Open Education takes a stand at TRU

TRUSU and TRU faculty work together to build awareness about Open Education

Open Education is a new campaign TRUSU hopse to embrace in the coming semesters. (Aidan Grether/The Omega)

Last week was Open Education Week at TRU, hosted by the Thompson Rivers University Student Union (TRUSU). Many events were held on campus, predominantly in the student union building, to raise awareness for Open Education.

This was the first-ever open education week at TRU, and many came out to support the cause. For those that don’t know what Open Education is, Sierra Rae, TRUSU President explains the ins and outs of this fresher movement.
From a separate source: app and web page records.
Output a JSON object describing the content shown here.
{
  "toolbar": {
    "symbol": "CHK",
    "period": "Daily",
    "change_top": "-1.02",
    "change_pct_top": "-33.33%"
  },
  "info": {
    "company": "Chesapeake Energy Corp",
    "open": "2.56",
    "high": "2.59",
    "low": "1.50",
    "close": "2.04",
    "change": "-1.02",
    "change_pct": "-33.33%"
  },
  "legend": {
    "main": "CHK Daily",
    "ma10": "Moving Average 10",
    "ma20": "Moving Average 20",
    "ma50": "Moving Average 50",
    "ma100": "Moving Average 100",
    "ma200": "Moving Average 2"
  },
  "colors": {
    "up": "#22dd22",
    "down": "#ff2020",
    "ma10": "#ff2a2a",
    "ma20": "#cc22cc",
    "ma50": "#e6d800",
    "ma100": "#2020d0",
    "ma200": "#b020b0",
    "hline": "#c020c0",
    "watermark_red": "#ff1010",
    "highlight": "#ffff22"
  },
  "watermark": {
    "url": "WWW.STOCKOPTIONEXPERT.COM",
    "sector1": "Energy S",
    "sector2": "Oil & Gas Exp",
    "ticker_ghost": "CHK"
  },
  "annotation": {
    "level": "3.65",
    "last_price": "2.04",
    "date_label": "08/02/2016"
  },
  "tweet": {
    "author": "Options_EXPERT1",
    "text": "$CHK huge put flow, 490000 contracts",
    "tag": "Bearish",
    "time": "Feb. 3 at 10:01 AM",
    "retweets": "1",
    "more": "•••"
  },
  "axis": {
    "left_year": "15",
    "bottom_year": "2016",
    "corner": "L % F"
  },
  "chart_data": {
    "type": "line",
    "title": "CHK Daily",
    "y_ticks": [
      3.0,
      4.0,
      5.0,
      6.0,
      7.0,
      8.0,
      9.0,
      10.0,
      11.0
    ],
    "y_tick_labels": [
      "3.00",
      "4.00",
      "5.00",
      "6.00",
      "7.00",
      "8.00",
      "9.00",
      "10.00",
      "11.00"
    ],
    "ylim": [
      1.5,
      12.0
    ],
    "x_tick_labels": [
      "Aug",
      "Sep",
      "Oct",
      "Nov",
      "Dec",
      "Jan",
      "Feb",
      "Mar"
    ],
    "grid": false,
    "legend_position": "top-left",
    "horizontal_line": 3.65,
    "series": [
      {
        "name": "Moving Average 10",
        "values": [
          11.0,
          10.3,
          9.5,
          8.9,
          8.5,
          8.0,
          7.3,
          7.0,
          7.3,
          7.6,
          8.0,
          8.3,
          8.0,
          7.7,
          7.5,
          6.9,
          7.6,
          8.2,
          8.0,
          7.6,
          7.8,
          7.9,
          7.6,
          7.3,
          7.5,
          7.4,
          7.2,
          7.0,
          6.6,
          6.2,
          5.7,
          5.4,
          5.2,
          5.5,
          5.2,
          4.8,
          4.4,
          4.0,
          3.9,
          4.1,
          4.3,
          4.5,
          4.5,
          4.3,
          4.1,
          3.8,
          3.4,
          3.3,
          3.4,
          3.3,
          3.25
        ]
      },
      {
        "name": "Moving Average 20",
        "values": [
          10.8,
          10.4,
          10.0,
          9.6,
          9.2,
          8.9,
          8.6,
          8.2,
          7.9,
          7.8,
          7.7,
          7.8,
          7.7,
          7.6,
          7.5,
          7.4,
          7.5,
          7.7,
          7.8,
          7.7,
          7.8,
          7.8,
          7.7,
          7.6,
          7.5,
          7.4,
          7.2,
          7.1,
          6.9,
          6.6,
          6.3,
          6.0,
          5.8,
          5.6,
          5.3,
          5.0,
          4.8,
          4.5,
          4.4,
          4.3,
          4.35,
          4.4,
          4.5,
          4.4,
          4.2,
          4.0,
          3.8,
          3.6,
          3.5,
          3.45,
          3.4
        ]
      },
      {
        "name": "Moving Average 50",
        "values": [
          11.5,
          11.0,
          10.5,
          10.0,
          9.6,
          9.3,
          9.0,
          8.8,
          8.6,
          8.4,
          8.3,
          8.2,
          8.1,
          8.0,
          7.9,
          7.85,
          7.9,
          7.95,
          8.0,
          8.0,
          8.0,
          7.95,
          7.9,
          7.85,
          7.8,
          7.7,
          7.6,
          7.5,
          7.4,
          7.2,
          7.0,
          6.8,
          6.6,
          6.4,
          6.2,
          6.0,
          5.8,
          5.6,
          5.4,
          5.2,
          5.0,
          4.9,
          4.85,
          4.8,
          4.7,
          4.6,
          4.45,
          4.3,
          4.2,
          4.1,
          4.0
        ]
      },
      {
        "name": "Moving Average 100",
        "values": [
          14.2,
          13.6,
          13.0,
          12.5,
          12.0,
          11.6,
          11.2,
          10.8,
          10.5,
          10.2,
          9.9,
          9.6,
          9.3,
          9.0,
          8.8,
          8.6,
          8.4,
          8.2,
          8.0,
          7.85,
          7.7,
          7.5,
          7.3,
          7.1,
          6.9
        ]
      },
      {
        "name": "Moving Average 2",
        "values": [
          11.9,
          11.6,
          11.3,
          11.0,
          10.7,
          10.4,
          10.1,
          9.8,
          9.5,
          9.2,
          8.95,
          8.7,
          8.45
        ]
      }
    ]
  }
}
Rae said, “Open Education is the ability for faculty and staff to create resources for students. It’s an open pedagogy so it’s talking about how we can create educational materials that are available for everyone to use and they’re available free for students.”

This week had many presentations and workshops that students, faculty and community members could attend. There were a lot of opportunities to learn about what Open Education is and why it’s important.

“It’s important because it allows students free access to course materials that are otherwise very expensive,” Rae said regarding its importance. “Things like third party learning platforms and online resources that are typically paid for are not considered Open Education. Open Education, in turn, is anything that provides free access or open access for everyone to use.”

This week included keynote speaker presentations from Michael Geist, a Full Professor and Canada Research Chair from the University of Ottawa and Amanda Coolidge, the Director of Open Education from the BCCampus.

There were also opportunities to socialize and enjoy appetizers between some events. On Thursday, March 5 there was a showcase where those involved with Open Education at TRU and in Kamloops came to talk about their contributions to it, including the TRU Library, the TNRD Kamloops Library and some professors at TRU.

It may be a long road ahead to achieve open education everywhere, but Rae has hopes for Open Education.

“I would like to see more of a community with faculty students and staff all being involved in the creation and understanding of Open Education Resources.” She added that “I think it’s all about starting the conversation and hopefully building the conversation on this issue.”

Anyone can get involved with Open Education and it starts with talking about it.

Rae said, “I’d just like to encourage students to talk with their faculty and learn more about what open education materials are offered in their program and encourage faculty where possible to work on open education resources and use the services we have here at TRU to help.”